**WORK TO BE COMPLETED:**
Set down the data again in full, keeping every line exactly as it is.

--- DATA LISTING ---

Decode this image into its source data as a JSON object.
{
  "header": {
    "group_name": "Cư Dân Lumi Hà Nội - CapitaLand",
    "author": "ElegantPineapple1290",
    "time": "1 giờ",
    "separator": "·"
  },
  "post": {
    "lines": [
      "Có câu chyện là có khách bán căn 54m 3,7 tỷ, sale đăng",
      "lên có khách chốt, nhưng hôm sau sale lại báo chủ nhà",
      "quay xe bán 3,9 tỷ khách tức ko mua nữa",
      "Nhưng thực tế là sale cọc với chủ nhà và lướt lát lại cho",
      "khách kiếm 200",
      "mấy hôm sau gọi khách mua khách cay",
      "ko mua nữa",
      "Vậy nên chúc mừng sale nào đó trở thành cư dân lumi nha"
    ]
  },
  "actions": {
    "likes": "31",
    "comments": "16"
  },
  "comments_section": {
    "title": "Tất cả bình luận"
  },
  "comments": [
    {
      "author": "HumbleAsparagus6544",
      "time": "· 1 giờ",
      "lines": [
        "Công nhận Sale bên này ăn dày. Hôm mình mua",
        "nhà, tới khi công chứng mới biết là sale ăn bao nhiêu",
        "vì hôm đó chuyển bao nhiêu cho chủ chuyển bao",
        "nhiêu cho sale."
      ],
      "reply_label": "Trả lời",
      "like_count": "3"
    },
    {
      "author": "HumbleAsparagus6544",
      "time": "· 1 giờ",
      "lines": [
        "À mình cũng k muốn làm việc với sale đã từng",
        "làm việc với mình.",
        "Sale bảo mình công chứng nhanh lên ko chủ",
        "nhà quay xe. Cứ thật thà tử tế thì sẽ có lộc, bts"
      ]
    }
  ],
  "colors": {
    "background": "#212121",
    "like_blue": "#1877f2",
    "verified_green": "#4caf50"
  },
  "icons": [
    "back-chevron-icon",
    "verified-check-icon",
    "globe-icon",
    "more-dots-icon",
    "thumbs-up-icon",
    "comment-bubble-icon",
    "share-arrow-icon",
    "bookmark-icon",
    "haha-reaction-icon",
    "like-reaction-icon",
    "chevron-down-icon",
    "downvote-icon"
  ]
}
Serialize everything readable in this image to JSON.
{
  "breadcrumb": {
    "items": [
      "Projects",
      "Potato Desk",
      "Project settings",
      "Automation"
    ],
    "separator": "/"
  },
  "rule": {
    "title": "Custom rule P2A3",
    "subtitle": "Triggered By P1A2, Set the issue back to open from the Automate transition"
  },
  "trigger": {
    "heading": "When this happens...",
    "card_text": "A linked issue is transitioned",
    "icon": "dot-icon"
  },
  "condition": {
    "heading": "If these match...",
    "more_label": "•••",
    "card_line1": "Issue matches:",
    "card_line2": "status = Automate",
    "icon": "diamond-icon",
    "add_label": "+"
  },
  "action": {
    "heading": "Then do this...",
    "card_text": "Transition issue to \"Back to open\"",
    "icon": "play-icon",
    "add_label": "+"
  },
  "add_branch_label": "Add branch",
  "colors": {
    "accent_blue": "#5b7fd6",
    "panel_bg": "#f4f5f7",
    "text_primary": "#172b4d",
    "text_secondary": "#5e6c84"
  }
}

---

**FINAL ANSWER:**
Decode this image into its source data as a JSON object.
{
  "header": {
    "group_name": "Cư Dân Lumi Hà Nội - CapitaLand",
    "author": "ElegantPineapple1290",
    "time": "1 giờ",
    "separator": "·"
  },
  "post": {
    "lines": [
      "Có câu chyện là có khách bán căn 54m 3,7 tỷ, sale đăng",
      "lên có khách chốt, nhưng hôm sau sale lại báo chủ nhà",
      "quay xe bán 3,9 tỷ khách tức ko mua nữa",
      "Nhưng thực tế là sale cọc với chủ nhà và lướt lát lại cho",
      "khách kiếm 200",
      "mấy hôm sau gọi khách mua khách cay",
      "ko mua nữa",
      "Vậy nên chúc mừng sale nào đó trở thành cư dân lumi nha"
    ]
  },
  "actions": {
    "likes": "31",
    "comments": "16"
  },
  "comments_section": {
    "title": "Tất cả bình luận"
  },
  "comments": [
    {
      "author": "HumbleAsparagus6544",
      "time": "· 1 giờ",
      "lines": [
        "Công nhận Sale bên này ăn dày. Hôm mình mua",
        "nhà, tới khi công chứng mới biết là sale ăn bao nhiêu",
        "vì hôm đó chuyển bao nhiêu cho chủ chuyển bao",
        "nhiêu cho sale."
      ],
      "reply_label": "Trả lời",
      "like_count": "3"
    },
    {
      "author": "HumbleAsparagus6544",
      "time": "· 1 giờ",
      "lines": [
        "À mình cũng k muốn làm việc với sale đã từng",
        "làm việc với mình.",
        "Sale bảo mình công chứng nhanh lên ko chủ",
        "nhà quay xe. Cứ thật thà tử tế thì sẽ có lộc, bts"
      ]
    }
  ],
  "colors": {
    "background": "#212121",
    "like_blue": "#1877f2",
    "verified_green": "#4caf50"
  },
  "icons": [
    "back-chevron-icon",
    "verified-check-icon",
    "globe-icon",
    "more-dots-icon",
    "thumbs-up-icon",
    "comment-bubble-icon",
    "share-arrow-icon",
    "bookmark-icon",
    "haha-reaction-icon",
    "like-reaction-icon",
    "chevron-down-icon",
    "downvote-icon"
  ]
}
Serialize everything readable in this image to JSON.
{
  "breadcrumb": {
    "items": [
      "Projects",
      "Potato Desk",
      "Project settings",
      "Automation"
    ],
    "separator": "/"
  },
  "rule": {
    "title": "Custom rule P2A3",
    "subtitle": "Triggered By P1A2, Set the issue back to open from the Automate transition"
  },
  "trigger": {
    "heading": "When this happens...",
    "card_text": "A linked issue is transitioned",
    "icon": "dot-icon"
  },
  "condition": {
    "heading": "If these match...",
    "more_label": "•••",
    "card_line1": "Issue matches:",
    "card_line2": "status = Automate",
    "icon": "diamond-icon",
    "add_label": "+"
  },
  "action": {
    "heading": "Then do this...",
    "card_text": "Transition issue to \"Back to open\"",
    "icon": "play-icon",
    "add_label": "+"
  },
  "add_branch_label": "Add branch",
  "colors": {
    "accent_blue": "#5b7fd6",
    "panel_bg": "#f4f5f7",
    "text_primary": "#172b4d",
    "text_secondary": "#5e6c84"
  }
}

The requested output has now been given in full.